Theta rhythms are behaviorally relevant electrical oscillations in the mammalian brain, particularly the hippocampus. In many cases, theta oscillations are shaped by inhibitory postsynaptic potentials (IPSPs) that are driven by glutamatergic and/or cholinergic inputs. Here we show that hippocampal theta rhythm IPSPs induced in the CA1 region by muscarinic acetylcholine receptors independent of all glutamate receptors can be briefly interrupted by action potential–induced, retrograde endocannabinoid release. Theta IPSPs can be recorded in CA1 pyramidal cell somata surgically isolated from CA3, subiculum, and even from their own apical dendrites. These results suggest that perisomatic-targeting interneurons whose output is subject to inhibition by endocannabinoids are the likely source of theta IPSPs. Interneurons having these properties include the cholecystokinin-containing cells.

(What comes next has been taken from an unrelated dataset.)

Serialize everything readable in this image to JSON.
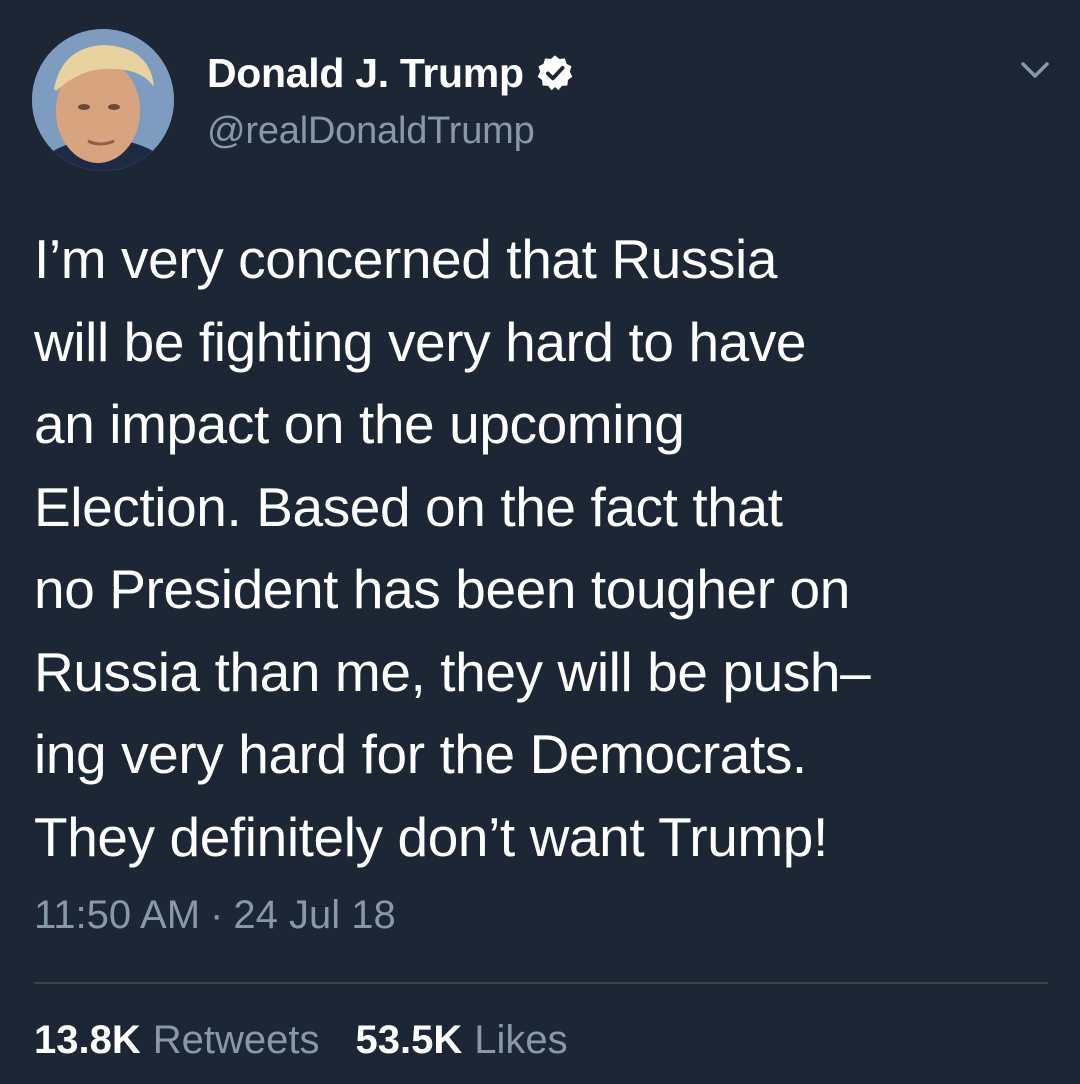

Simultaneous recordings from pyramidal cell pairs reveal synchronous theta-frequency IPSPs in neighboring pyramidal cells, suggesting that these IPSPs may help entrain or modulate small groups of pyramidal cells.
- Copyright © 2005 by the American Physiological Society